Time and money. These are things that we all seem to lack. If one is abundant for a moment, the other is scarce. In this day and age it seems that families are cutting every penny to make ends meet. Men and women work full time and some work two jobs just to stay afloat. After making the money to pay the bills, time is spent on household duties, bonding with the kids, school activities and sports. With what time is left, some spend volunteering for local charities and community groups.
Volunteers at VRFPD are required to give up countless hours from the time they are added to the roster. These hours include basic training (145 hours), drill (every Monday night for 2.5 hours), weekend training for any outside classes, driver training (16 hours), Pumper Operator training (40 hours), First Responder training (45 hours), EMT Basic (145 hours), plus any hours spent driving out of district to attend outside training. All these, along with the requirement hours of continuing education, to remain certified.

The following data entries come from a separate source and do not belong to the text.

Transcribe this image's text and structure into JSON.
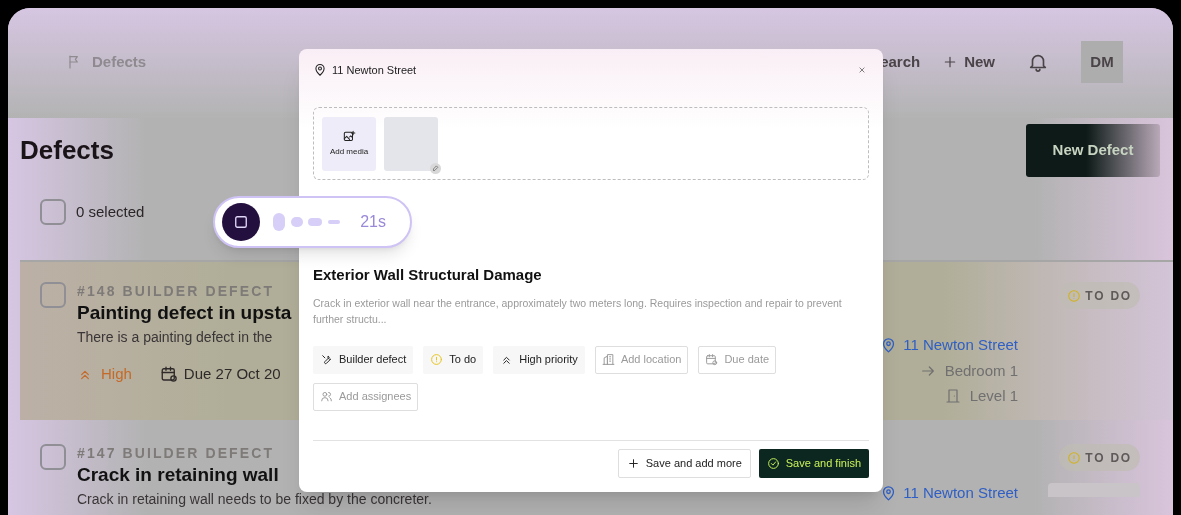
{
  "header": {
    "nav_label": "Defects",
    "search_label": "earch",
    "new_label": "New",
    "avatar": "DM"
  },
  "page": {
    "title": "Defects",
    "new_button": "New Defect",
    "selection": {
      "checked": false,
      "count": "0",
      "label": "selected"
    }
  },
  "defects": [
    {
      "ref": "#148 BUILDER DEFECT",
      "title": "Painting defect in upsta",
      "description": "There is a painting defect in the",
      "highlighted": true,
      "checked": false,
      "priority": "High",
      "due": "Due 27 Oct 20",
      "status": "TO DO",
      "location": "11 Newton Street",
      "room": "Bedroom 1",
      "level": "Level 1",
      "photo": false
    },
    {
      "ref": "#147 BUILDER DEFECT",
      "title": "Crack in retaining wall",
      "description": "Crack in retaining wall needs to be fixed by the concreter.",
      "highlighted": false,
      "checked": false,
      "status": "TO DO",
      "location": "11 Newton Street",
      "photo": true
    }
  ],
  "modal": {
    "location": "11 Newton Street",
    "add_media": "Add media",
    "title": "Exterior Wall Structural Damage",
    "description": "Crack in exterior wall near the entrance, approximately two meters long. Requires inspection and repair to prevent further structu...",
    "chips": [
      {
        "kind": "set",
        "label": "Builder defect"
      },
      {
        "kind": "set",
        "label": "To do"
      },
      {
        "kind": "set",
        "label": "High priority"
      },
      {
        "kind": "empty",
        "label": "Add location"
      },
      {
        "kind": "empty",
        "label": "Due date"
      },
      {
        "kind": "empty",
        "label": "Add assignees"
      }
    ],
    "buttons": [
      {
        "kind": "secondary",
        "label": "Save and add more"
      },
      {
        "kind": "primary",
        "label": "Save and finish"
      }
    ]
  },
  "recorder": {
    "time": "21s"
  }
}
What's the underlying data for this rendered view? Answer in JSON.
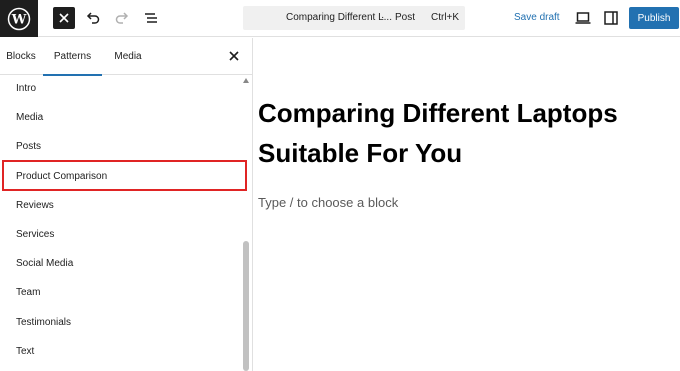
{
  "header": {
    "command_bar": {
      "title": "Comparing Different L...",
      "separator": "·",
      "post_type": "Post",
      "shortcut": "Ctrl+K"
    },
    "save_draft_label": "Save draft",
    "publish_label": "Publish"
  },
  "sidebar": {
    "tabs": [
      {
        "label": "Blocks"
      },
      {
        "label": "Patterns",
        "active": true
      },
      {
        "label": "Media"
      }
    ],
    "pattern_categories": [
      {
        "label": "Intro"
      },
      {
        "label": "Media"
      },
      {
        "label": "Posts"
      },
      {
        "label": "Product Comparison",
        "highlighted": true
      },
      {
        "label": "Reviews"
      },
      {
        "label": "Services"
      },
      {
        "label": "Social Media"
      },
      {
        "label": "Team"
      },
      {
        "label": "Testimonials"
      },
      {
        "label": "Text"
      }
    ]
  },
  "editor": {
    "post_title": "Comparing Different Laptops Suitable For You",
    "block_placeholder": "Type / to choose a block"
  },
  "colors": {
    "accent": "#2271b1",
    "highlight": "#e02424",
    "logo_background": "#1e1e1e"
  },
  "icons": [
    "wordpress-logo-icon",
    "close-icon",
    "undo-icon",
    "redo-icon",
    "document-overview-icon",
    "desktop-view-icon",
    "settings-sidebar-icon"
  ]
}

In the past few installments of the newsletter and newspaper articles we have broached the issue of our aging fleet, which is well beyond what the National Fire Protection Association (NFPA) deems appropriate. An apparatus should be moved to second position after ten years, and can be considered as a backup unit after twenty. At twenty-five it should be removed completely from service. Our first out engine is fourteen years old and our oldest responding apparatus is forty years old. It starts and runs, responds to calls and training, but is slow and only a handful of the volunteers can drive it. It requires much more work for our volunteers than an updated machine would.
One of our officers has been tasked with reevaluating our fleet and how we use it. Can we recycle and up fit what we have to better and more efficiently serve our community? What changes can we make that will save funds in the long run? We are considering all angles and have a plan in the works.

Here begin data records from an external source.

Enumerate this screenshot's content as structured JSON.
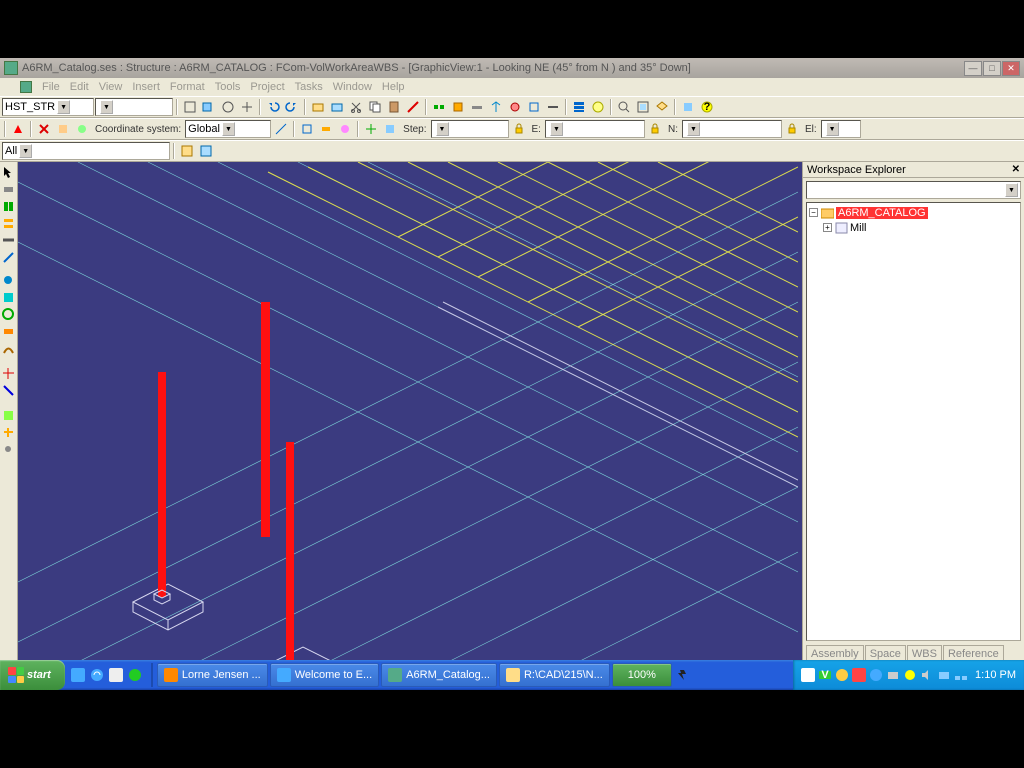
{
  "window": {
    "title": "A6RM_Catalog.ses : Structure : A6RM_CATALOG : FCom-VolWorkAreaWBS - [GraphicView:1 - Looking NE (45° from N ) and 35° Down]"
  },
  "menu": {
    "file": "File",
    "edit": "Edit",
    "view": "View",
    "insert": "Insert",
    "format": "Format",
    "tools": "Tools",
    "project": "Project",
    "tasks": "Tasks",
    "window": "Window",
    "help": "Help"
  },
  "toolbar": {
    "combo1": "HST_STR",
    "combo2": "",
    "coord_label": "Coordinate system:",
    "coord_value": "Global",
    "step_label": "Step:",
    "step_value": "",
    "e_label": "E:",
    "n_label": "N:",
    "el_label": "El:",
    "all": "All"
  },
  "explorer": {
    "title": "Workspace Explorer",
    "root": "A6RM_CATALOG",
    "child": "Mill",
    "tabs": [
      "Assembly",
      "Space",
      "WBS",
      "Reference"
    ]
  },
  "taskbar": {
    "start": "start",
    "tasks": [
      "Lorne Jensen ...",
      "Welcome to E...",
      "A6RM_Catalog...",
      "R:\\CAD\\215\\N..."
    ],
    "battery": "100%",
    "time": "1:10 PM"
  }
}
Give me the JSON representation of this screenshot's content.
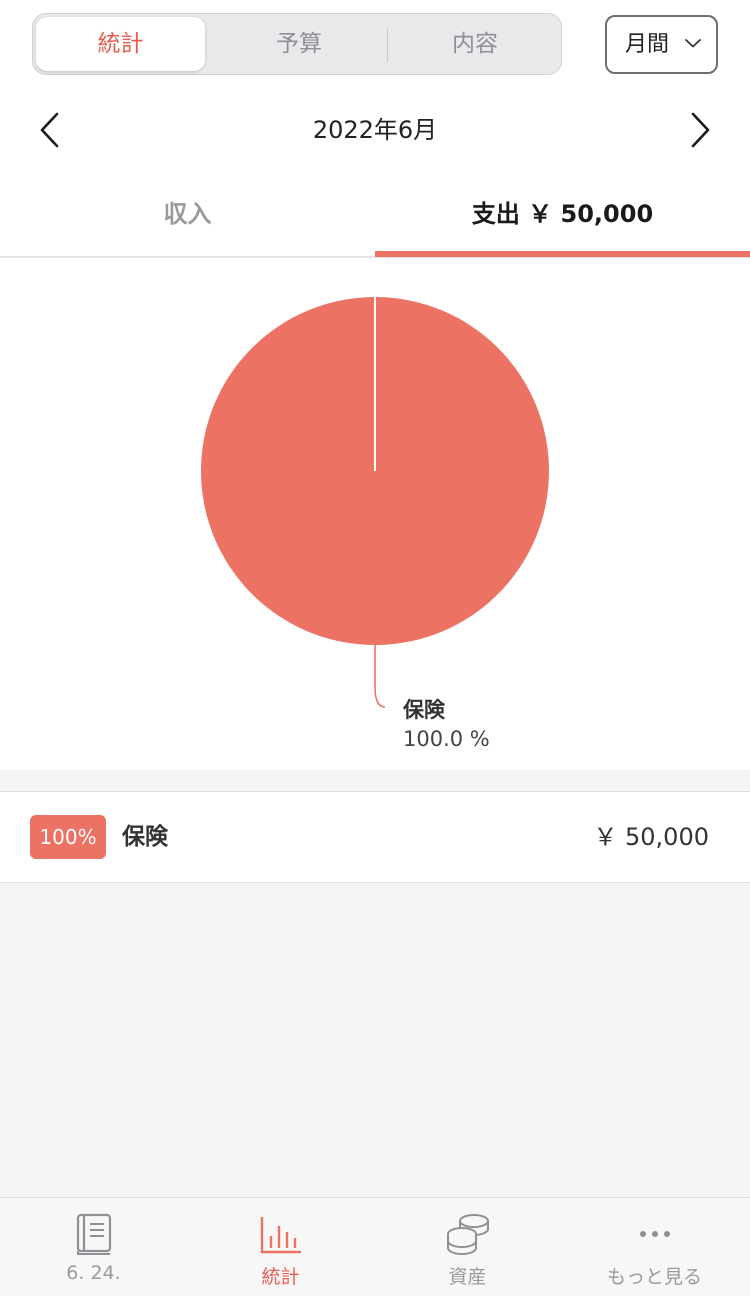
{
  "colors": {
    "accent": "#ec7364",
    "accent_text": "#e65d50",
    "muted": "#9a9a9e"
  },
  "segment": {
    "tabs": [
      "統計",
      "予算",
      "内容"
    ],
    "active_index": 0
  },
  "period_selector": {
    "label": "月間",
    "icon": "chevron-down-icon"
  },
  "month_nav": {
    "prev_icon": "chevron-left-icon",
    "title": "2022年6月",
    "next_icon": "chevron-right-icon"
  },
  "type_tabs": {
    "income_label": "収入",
    "expense_label": "支出 ￥ 50,000",
    "active": "expense"
  },
  "chart_data": {
    "type": "pie",
    "slices": [
      {
        "label": "保険",
        "value": 100.0,
        "percent_text": "100.0 %",
        "color": "#ec7364"
      }
    ]
  },
  "category_list": [
    {
      "badge": "100%",
      "name": "保険",
      "amount": "￥ 50,000"
    }
  ],
  "bottom_nav": {
    "items": [
      {
        "label": "6. 24.",
        "icon": "book-icon"
      },
      {
        "label": "統計",
        "icon": "bar-chart-icon",
        "active": true
      },
      {
        "label": "資産",
        "icon": "coins-icon"
      },
      {
        "label": "もっと見る",
        "icon": "more-dots-icon"
      }
    ]
  }
}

Your current tax dollars provide upkeep for the station and grounds, an office person that keeps the bills paid and accounting in check, apparatus to put fires out, control accidents and generally help people in need. The Fire Chief is tasked with making sure that apparatus respond, personnel is trained, nobody gets injured and the public gets served.
So at this time you might ask, “What does this have to do with time and money?”

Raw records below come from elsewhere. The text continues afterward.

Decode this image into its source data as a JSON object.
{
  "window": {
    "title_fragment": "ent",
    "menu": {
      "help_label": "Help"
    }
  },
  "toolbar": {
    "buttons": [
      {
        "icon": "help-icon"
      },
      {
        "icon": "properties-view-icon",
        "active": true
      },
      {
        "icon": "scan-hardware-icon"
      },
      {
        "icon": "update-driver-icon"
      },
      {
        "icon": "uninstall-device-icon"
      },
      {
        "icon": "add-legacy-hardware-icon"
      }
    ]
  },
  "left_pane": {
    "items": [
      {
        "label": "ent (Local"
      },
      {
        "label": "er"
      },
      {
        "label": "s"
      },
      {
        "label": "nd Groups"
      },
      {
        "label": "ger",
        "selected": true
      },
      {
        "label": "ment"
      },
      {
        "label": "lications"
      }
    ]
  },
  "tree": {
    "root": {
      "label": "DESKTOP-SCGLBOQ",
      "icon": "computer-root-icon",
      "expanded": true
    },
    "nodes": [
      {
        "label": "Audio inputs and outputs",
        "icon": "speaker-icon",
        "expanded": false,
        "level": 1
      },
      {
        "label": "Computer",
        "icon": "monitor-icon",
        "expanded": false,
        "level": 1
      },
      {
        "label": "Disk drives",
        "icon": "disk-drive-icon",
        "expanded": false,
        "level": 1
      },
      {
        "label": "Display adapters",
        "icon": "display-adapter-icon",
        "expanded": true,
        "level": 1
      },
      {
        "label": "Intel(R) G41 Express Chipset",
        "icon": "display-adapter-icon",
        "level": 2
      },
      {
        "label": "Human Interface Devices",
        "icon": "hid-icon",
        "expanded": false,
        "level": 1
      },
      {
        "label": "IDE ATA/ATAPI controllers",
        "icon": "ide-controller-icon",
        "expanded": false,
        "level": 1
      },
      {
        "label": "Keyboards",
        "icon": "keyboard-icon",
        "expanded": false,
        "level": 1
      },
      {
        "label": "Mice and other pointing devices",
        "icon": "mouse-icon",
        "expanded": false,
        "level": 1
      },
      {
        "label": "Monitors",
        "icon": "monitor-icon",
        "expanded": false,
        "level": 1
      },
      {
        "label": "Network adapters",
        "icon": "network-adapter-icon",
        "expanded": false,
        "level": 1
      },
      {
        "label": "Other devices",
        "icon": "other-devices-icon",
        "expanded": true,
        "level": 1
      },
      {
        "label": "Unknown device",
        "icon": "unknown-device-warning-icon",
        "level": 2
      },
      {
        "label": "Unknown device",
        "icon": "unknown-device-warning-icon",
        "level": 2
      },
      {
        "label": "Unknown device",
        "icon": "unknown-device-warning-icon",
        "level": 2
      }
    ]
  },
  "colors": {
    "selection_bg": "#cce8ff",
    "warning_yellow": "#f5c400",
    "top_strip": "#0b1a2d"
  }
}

We need more volunteers so we can spread the work load more evenly, freeing up more time for those that have worked themselves ragged. We need funding for apparatus upgrades to make our service to the community more efficient. We need funding to entertain the possibility of one more paid personnel, which will benefit our volunteers, our students, and most importantly, you.
It is our mission to figure out how to make this all possible and continue to grow, serve and protect.